It is extraordinary to think that any Arab freedom fighter could openly espouse atheism today, yet this didn’t seem anything other than normal fifty years ago. Religion had no place in politics anymore, or so we thought. As an example of how we used to view religion I considered it might be useful in trying to understand the history of the Middle East to read some of the Koran, but there was no copy in our history faculty library. We had a notebook in which we could write down our suggestions for additions to the library, and there was a column for the librarian to reply. I wrote down my request for a copy of the Koran; not only was it not forthcoming, but my request didn’t even merit a comment. Whatever place could a religious text have in an intellectual setting in 1970? I am sure copies of the Koran are freely available across all universities today.

Things were also carried out with more humanity then. We thought we had left wholesale slaughter behind in the 1940s. The Palestinian hijackers were careful that no one was killed , and passengers and crew were released at Damascus airport. An explosive charge did damage the plane, but that was all. A subsequent attempt to seize another aircraft was foiled by members of Mossad, the Israeli Secret Service. In this case the aircraft was diverted to Heathrow and Leila Khaled (her again) was held in custody. During her detention she met several British officials, who treated her with punctilious courtesy, and even a friendship developed between her and a couple of British policewomen.
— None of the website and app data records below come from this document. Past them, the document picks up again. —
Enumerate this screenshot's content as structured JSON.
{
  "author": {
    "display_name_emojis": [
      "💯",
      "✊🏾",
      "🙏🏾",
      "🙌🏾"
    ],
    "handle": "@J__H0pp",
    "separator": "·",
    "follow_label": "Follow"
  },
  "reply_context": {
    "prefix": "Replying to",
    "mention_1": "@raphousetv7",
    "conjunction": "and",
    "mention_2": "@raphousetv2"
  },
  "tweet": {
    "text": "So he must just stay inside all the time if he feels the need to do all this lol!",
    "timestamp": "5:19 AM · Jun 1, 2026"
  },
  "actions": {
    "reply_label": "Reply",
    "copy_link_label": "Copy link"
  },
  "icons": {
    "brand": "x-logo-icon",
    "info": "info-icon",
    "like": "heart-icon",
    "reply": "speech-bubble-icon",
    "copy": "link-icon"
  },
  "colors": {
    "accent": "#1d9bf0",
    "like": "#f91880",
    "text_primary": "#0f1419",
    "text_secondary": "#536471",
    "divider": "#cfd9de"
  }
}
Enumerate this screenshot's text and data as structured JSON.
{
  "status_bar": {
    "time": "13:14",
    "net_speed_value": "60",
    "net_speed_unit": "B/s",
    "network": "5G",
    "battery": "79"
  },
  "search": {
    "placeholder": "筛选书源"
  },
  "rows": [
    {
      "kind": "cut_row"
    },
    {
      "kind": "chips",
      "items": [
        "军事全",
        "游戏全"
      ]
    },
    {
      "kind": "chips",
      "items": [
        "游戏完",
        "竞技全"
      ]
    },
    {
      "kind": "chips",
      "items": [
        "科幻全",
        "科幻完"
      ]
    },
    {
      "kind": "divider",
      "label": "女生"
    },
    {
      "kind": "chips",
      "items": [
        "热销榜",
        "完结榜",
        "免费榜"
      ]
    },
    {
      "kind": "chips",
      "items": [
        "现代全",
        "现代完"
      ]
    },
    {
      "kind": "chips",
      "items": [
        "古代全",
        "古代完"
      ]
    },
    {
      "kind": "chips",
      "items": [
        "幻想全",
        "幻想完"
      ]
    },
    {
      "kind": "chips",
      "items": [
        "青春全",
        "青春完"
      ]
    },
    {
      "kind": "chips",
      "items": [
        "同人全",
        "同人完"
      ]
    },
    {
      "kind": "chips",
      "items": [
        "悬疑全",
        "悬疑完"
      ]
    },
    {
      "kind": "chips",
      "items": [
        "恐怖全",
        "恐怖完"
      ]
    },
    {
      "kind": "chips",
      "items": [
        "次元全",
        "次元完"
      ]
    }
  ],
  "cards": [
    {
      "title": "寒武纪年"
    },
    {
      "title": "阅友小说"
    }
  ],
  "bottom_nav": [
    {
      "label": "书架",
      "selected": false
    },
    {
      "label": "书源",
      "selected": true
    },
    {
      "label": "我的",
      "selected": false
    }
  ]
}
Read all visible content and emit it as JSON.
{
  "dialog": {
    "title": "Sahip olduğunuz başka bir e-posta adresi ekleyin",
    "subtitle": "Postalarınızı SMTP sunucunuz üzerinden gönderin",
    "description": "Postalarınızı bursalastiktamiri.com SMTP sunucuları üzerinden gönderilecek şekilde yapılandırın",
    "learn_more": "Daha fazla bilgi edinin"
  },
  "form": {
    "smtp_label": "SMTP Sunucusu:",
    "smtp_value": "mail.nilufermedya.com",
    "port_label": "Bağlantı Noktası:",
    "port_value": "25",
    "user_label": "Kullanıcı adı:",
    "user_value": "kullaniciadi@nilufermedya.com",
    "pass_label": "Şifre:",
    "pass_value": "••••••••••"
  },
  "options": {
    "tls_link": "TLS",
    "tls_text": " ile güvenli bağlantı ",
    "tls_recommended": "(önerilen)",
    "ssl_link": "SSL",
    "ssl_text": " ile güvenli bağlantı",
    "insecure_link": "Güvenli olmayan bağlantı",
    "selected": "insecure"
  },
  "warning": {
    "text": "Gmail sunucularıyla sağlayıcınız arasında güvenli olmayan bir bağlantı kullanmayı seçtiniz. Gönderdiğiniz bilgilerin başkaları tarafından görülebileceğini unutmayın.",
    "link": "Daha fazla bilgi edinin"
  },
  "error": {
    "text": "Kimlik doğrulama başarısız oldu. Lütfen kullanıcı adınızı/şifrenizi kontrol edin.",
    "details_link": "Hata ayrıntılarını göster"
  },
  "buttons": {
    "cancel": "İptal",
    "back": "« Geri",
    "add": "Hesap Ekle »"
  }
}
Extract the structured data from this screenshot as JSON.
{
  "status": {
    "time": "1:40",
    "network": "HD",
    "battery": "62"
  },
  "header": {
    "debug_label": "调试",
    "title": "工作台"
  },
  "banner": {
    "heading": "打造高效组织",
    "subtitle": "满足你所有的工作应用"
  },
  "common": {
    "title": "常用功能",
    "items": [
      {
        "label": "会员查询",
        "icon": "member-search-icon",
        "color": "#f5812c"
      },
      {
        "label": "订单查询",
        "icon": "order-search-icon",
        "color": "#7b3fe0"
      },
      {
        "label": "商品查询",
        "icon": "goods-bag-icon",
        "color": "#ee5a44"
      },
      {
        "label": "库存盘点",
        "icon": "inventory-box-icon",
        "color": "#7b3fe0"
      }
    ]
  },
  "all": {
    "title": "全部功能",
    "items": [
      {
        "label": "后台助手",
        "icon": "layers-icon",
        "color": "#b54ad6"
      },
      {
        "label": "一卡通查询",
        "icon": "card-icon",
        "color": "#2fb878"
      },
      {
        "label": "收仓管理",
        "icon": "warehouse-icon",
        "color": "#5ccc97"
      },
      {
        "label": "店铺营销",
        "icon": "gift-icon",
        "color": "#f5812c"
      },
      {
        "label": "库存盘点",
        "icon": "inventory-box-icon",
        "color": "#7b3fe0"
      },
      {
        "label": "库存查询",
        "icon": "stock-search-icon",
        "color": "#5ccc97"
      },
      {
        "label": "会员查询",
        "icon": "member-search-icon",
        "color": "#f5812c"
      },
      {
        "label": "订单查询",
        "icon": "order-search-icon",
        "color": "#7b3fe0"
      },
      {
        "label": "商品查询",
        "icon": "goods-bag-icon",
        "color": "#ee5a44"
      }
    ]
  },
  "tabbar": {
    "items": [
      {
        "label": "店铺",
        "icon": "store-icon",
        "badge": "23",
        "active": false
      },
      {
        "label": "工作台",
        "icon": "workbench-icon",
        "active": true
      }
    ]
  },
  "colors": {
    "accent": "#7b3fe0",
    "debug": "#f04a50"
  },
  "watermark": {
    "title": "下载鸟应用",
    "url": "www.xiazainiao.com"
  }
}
She was released as part of global power politics, but she apparently retained an affection for the UK. I can fairly say that most Britons were shocked by the very idea of hijacking aircraft. The most common destination for hijacked aircraft was Cuba, and had nothing to do with the Middle East.

The leaders of the Muslim world – Gammal Abdul Nasser, the Shah of Iran and Saddam Hussein – all had largely secular agendas, and Turkey had been an openly secular state since the fall of the Ottoman Empire after the First World War. Everyone assumed this process would continue. The harsh and despotic regimes of the Middle East were totalitarian but they ensured a mainly peaceful life for their inhabitants. The area was not a attractive one to Western eyes, but it was not the powder keg of Islamism and competing ideologies it is today.




One response

  1. I remember a cartoon at the time when the plane was blown up, I forget the picture, but the punch line was ” Penny plane, tuppence Khaled “


Leave a Reply

Fill in your details below or click an icon to log in:

WordPress.com Logo

You are commenting using your WordPress.com account. Log Out /  Change )

Google photo

You are commenting using your Google account. Log Out /  Change )

Twitter picture

You are commenting using your Twitter account. Log Out /  Change )

Facebook photo

You are commenting using your Facebook account. Log Out /  Change )

Connecting to %s

%d bloggers like this: